When a line in the entries below contains the word "Financial", copy that line.
#### DATA IN THIS EXERCISE
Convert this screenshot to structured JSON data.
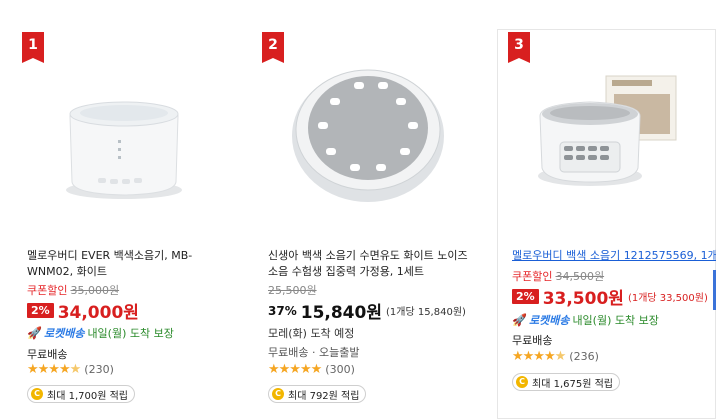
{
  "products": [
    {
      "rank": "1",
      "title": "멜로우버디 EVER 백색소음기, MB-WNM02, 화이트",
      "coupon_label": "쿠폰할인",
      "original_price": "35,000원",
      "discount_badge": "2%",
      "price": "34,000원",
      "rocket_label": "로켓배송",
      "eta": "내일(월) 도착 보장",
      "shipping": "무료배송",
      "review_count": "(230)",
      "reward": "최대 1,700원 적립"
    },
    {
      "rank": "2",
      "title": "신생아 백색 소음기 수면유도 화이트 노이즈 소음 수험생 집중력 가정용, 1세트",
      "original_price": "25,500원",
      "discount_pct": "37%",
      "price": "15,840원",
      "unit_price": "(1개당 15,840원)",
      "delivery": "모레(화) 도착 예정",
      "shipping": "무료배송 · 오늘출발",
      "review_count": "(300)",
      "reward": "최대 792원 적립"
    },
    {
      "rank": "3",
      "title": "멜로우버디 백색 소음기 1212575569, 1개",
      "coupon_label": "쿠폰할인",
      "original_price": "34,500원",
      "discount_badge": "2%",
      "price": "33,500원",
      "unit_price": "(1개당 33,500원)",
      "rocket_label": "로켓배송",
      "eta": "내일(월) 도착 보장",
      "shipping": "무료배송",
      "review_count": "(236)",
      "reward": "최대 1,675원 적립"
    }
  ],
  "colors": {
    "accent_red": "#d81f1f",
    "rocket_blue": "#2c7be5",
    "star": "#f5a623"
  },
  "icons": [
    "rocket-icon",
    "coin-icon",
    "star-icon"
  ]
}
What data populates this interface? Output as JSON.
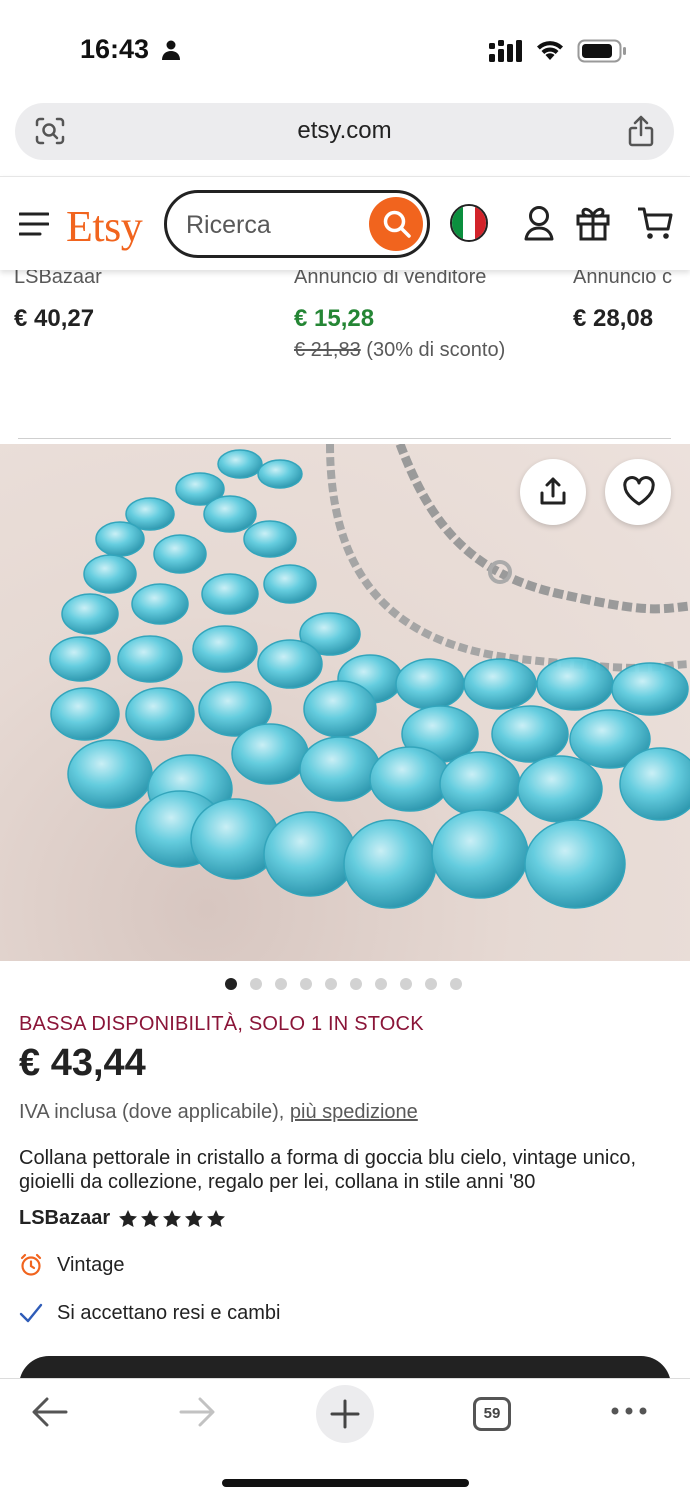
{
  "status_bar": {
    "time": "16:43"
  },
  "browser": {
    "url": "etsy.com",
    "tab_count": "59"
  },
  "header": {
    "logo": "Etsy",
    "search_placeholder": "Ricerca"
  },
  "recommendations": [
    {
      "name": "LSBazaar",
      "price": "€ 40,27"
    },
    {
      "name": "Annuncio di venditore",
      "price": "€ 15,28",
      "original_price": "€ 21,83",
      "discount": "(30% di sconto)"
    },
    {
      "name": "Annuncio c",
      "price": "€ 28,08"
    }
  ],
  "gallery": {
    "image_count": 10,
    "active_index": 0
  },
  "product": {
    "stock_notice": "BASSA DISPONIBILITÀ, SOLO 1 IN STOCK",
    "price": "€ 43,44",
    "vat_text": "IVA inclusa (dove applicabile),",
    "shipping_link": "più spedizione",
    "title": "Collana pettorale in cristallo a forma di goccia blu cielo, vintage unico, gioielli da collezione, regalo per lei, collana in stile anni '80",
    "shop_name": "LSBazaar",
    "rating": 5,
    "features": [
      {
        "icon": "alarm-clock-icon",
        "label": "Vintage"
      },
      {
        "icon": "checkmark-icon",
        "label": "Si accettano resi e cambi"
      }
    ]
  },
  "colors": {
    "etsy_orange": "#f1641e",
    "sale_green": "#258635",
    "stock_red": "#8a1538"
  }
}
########
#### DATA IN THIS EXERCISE
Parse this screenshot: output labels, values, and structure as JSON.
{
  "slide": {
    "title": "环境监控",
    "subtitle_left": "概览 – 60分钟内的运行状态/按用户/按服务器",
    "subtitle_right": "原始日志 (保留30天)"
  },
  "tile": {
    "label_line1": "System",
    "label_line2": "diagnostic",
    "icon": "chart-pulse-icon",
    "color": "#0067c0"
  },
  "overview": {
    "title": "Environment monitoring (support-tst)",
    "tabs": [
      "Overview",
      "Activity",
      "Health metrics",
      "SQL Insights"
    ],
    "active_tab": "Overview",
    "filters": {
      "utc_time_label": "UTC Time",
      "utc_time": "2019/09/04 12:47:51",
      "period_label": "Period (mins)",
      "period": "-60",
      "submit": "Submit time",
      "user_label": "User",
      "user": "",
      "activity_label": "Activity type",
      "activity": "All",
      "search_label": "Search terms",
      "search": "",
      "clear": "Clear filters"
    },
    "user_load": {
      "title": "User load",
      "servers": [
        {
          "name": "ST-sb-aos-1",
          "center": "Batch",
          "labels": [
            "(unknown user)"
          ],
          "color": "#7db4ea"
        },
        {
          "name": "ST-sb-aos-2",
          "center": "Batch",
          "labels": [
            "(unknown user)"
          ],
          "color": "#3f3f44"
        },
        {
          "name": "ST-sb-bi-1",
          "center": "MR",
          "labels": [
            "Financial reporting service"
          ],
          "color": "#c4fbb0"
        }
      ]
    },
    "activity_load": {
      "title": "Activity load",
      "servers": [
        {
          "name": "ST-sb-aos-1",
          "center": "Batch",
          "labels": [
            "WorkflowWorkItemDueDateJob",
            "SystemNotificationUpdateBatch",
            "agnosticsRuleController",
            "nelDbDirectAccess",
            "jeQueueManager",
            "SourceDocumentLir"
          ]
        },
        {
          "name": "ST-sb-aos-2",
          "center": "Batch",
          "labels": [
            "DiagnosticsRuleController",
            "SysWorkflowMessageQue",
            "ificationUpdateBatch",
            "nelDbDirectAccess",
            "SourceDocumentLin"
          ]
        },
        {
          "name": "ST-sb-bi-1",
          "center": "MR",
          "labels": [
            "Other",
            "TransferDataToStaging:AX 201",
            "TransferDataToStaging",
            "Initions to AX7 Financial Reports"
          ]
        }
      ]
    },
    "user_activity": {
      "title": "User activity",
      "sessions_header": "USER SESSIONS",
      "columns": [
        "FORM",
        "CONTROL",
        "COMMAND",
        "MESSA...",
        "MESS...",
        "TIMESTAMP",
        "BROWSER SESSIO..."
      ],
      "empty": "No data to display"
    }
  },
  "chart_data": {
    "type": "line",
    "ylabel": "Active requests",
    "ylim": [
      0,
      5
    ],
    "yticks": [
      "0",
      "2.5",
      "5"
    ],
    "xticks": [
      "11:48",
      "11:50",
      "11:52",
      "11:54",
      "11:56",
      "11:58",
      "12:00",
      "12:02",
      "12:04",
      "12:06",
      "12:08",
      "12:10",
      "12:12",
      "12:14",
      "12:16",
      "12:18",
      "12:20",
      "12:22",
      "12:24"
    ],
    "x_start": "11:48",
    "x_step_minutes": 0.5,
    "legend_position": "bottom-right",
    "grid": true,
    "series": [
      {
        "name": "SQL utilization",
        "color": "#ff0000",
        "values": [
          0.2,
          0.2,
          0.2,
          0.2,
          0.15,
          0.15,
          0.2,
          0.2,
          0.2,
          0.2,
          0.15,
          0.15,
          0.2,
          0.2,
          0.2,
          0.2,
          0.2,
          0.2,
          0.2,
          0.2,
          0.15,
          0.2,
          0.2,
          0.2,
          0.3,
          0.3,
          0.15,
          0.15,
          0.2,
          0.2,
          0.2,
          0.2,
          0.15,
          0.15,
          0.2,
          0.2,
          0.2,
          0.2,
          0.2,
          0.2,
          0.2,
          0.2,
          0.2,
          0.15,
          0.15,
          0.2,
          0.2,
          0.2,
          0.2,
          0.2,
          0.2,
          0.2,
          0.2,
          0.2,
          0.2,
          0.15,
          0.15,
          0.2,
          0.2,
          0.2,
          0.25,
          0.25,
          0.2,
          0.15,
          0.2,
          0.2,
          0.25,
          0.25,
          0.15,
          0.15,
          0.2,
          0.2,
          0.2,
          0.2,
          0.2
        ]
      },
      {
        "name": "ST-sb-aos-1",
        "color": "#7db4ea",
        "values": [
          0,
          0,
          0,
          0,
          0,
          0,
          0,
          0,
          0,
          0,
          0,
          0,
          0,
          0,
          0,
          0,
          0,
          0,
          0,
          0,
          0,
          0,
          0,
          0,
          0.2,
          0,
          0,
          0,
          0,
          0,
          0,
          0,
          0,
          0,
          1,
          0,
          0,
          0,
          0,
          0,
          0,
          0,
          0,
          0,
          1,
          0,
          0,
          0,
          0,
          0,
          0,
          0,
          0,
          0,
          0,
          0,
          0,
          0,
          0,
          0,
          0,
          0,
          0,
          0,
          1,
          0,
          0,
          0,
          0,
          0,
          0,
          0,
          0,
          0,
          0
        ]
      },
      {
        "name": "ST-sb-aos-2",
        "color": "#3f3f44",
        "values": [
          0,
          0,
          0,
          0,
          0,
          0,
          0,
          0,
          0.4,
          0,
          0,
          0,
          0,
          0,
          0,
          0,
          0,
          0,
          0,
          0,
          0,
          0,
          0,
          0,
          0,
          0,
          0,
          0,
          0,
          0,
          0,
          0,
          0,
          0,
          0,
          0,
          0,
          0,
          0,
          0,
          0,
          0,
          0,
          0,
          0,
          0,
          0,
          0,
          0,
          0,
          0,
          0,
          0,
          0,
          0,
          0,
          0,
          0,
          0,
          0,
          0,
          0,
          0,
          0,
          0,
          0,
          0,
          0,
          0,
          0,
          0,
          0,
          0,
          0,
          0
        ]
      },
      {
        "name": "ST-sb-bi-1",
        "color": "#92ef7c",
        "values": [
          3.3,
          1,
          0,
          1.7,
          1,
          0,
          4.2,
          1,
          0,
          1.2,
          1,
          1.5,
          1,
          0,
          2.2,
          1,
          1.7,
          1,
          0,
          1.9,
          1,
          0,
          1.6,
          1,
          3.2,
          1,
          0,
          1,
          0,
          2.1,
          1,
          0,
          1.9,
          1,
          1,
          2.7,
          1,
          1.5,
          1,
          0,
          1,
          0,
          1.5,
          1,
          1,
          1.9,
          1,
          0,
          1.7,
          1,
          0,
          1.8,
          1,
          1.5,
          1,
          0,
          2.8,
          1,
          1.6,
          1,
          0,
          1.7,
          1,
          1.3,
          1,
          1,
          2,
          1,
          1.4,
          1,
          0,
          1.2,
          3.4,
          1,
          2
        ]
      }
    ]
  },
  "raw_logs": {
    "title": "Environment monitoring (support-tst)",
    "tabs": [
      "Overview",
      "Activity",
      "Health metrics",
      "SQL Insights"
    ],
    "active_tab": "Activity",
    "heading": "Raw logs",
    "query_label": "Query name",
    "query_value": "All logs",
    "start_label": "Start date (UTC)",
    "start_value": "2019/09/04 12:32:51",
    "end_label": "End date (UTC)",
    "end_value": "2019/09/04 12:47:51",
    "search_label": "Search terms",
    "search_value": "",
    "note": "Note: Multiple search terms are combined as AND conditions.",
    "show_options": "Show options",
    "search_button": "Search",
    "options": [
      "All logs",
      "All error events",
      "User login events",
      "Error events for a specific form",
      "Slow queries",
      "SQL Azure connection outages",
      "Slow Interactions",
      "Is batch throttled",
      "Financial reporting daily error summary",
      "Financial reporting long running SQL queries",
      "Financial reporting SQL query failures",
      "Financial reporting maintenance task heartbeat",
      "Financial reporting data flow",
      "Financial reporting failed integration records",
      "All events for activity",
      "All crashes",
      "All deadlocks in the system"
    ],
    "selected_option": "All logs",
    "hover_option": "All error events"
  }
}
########
• **THE ANSWER**:
            "Financial reporting service"
            "Initions to AX7 Financial Reports"
      "Financial reporting daily error summary",
      "Financial reporting long running SQL queries",
      "Financial reporting SQL query failures",
      "Financial reporting maintenance task heartbeat",
      "Financial reporting data flow",
      "Financial reporting failed integration records",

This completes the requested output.